-- SUPPLIED INFORMATION follows --

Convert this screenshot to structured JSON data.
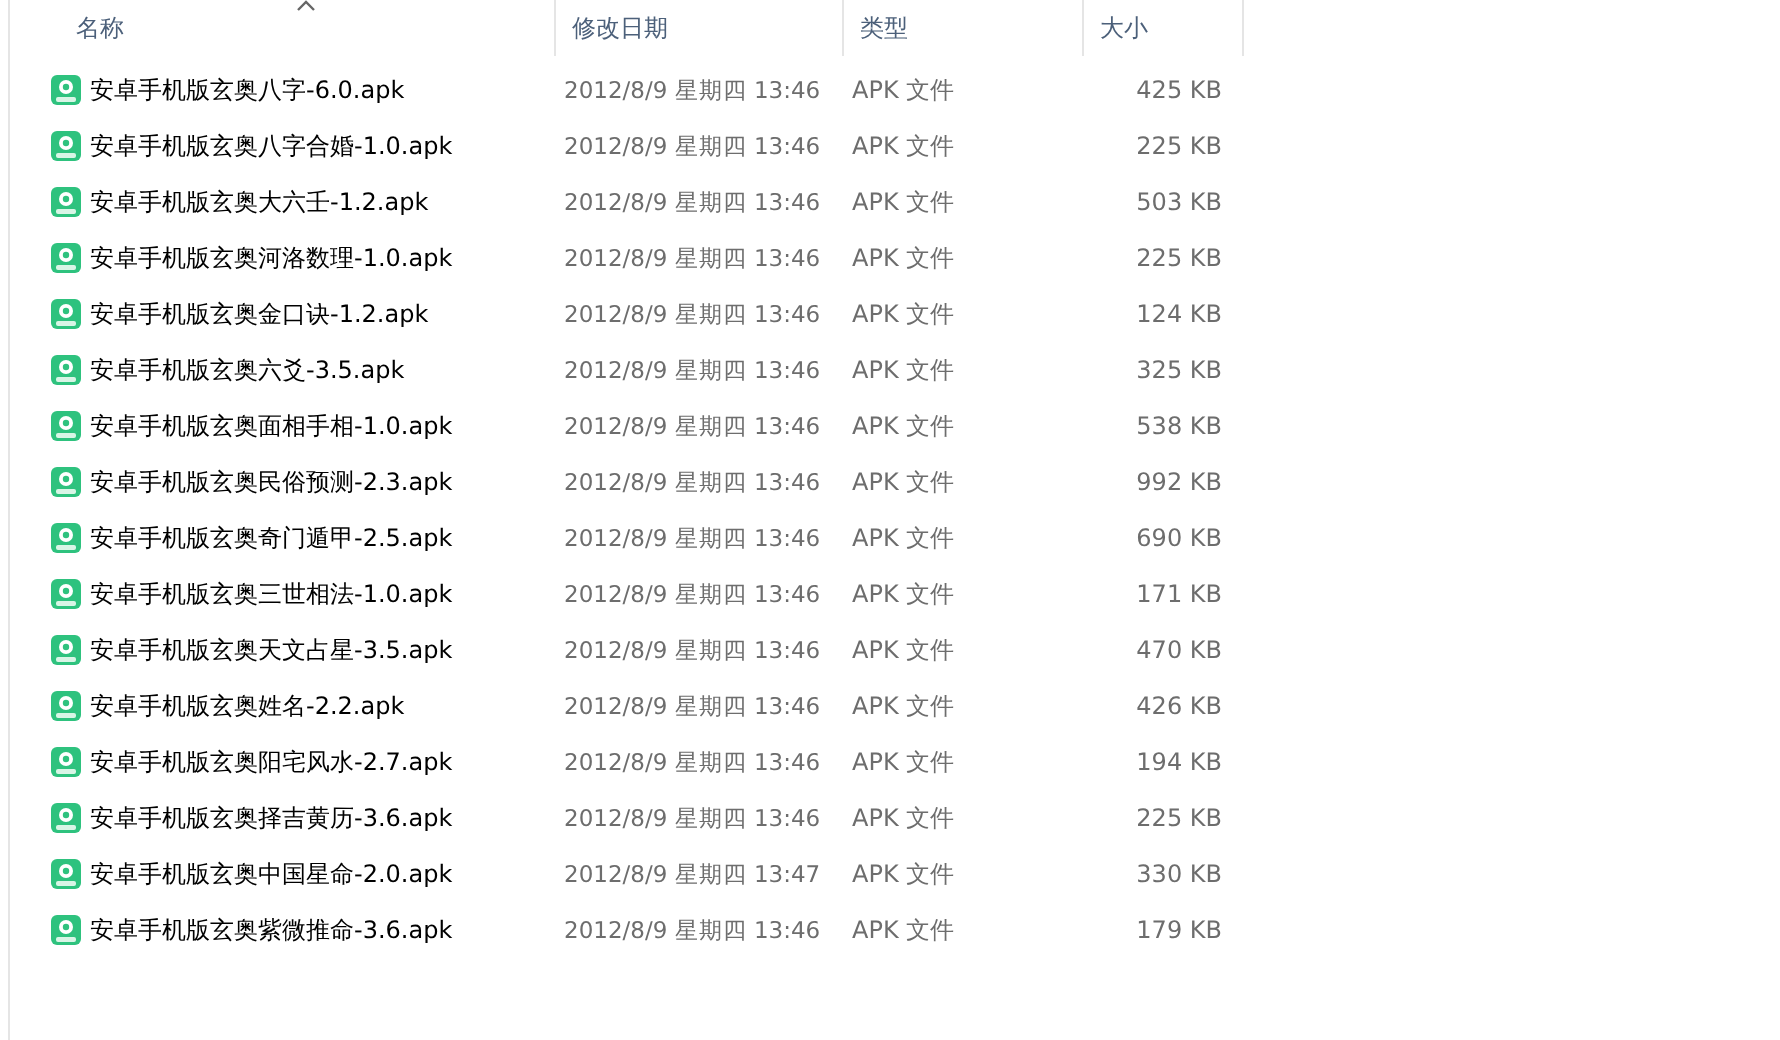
{
  "columns": [
    {
      "label": "名称",
      "sorted": true
    },
    {
      "label": "修改日期",
      "sorted": false
    },
    {
      "label": "类型",
      "sorted": false
    },
    {
      "label": "大小",
      "sorted": false
    }
  ],
  "rows": [
    {
      "name": "安卓手机版玄奥八字-6.0.apk",
      "date": "2012/8/9 星期四 13:46",
      "type": "APK 文件",
      "size": "425 KB"
    },
    {
      "name": "安卓手机版玄奥八字合婚-1.0.apk",
      "date": "2012/8/9 星期四 13:46",
      "type": "APK 文件",
      "size": "225 KB"
    },
    {
      "name": "安卓手机版玄奥大六壬-1.2.apk",
      "date": "2012/8/9 星期四 13:46",
      "type": "APK 文件",
      "size": "503 KB"
    },
    {
      "name": "安卓手机版玄奥河洛数理-1.0.apk",
      "date": "2012/8/9 星期四 13:46",
      "type": "APK 文件",
      "size": "225 KB"
    },
    {
      "name": "安卓手机版玄奥金口诀-1.2.apk",
      "date": "2012/8/9 星期四 13:46",
      "type": "APK 文件",
      "size": "124 KB"
    },
    {
      "name": "安卓手机版玄奥六爻-3.5.apk",
      "date": "2012/8/9 星期四 13:46",
      "type": "APK 文件",
      "size": "325 KB"
    },
    {
      "name": "安卓手机版玄奥面相手相-1.0.apk",
      "date": "2012/8/9 星期四 13:46",
      "type": "APK 文件",
      "size": "538 KB"
    },
    {
      "name": "安卓手机版玄奥民俗预测-2.3.apk",
      "date": "2012/8/9 星期四 13:46",
      "type": "APK 文件",
      "size": "992 KB"
    },
    {
      "name": "安卓手机版玄奥奇门遁甲-2.5.apk",
      "date": "2012/8/9 星期四 13:46",
      "type": "APK 文件",
      "size": "690 KB"
    },
    {
      "name": "安卓手机版玄奥三世相法-1.0.apk",
      "date": "2012/8/9 星期四 13:46",
      "type": "APK 文件",
      "size": "171 KB"
    },
    {
      "name": "安卓手机版玄奥天文占星-3.5.apk",
      "date": "2012/8/9 星期四 13:46",
      "type": "APK 文件",
      "size": "470 KB"
    },
    {
      "name": "安卓手机版玄奥姓名-2.2.apk",
      "date": "2012/8/9 星期四 13:46",
      "type": "APK 文件",
      "size": "426 KB"
    },
    {
      "name": "安卓手机版玄奥阳宅风水-2.7.apk",
      "date": "2012/8/9 星期四 13:46",
      "type": "APK 文件",
      "size": "194 KB"
    },
    {
      "name": "安卓手机版玄奥择吉黄历-3.6.apk",
      "date": "2012/8/9 星期四 13:46",
      "type": "APK 文件",
      "size": "225 KB"
    },
    {
      "name": "安卓手机版玄奥中国星命-2.0.apk",
      "date": "2012/8/9 星期四 13:47",
      "type": "APK 文件",
      "size": "330 KB"
    },
    {
      "name": "安卓手机版玄奥紫微推命-3.6.apk",
      "date": "2012/8/9 星期四 13:46",
      "type": "APK 文件",
      "size": "179 KB"
    }
  ]
}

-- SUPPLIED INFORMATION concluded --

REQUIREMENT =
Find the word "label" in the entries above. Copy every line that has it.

SOLVED EXERCISE =
      "label": "名称",
      "label": "修改日期",
      "label": "类型",
      "label": "大小",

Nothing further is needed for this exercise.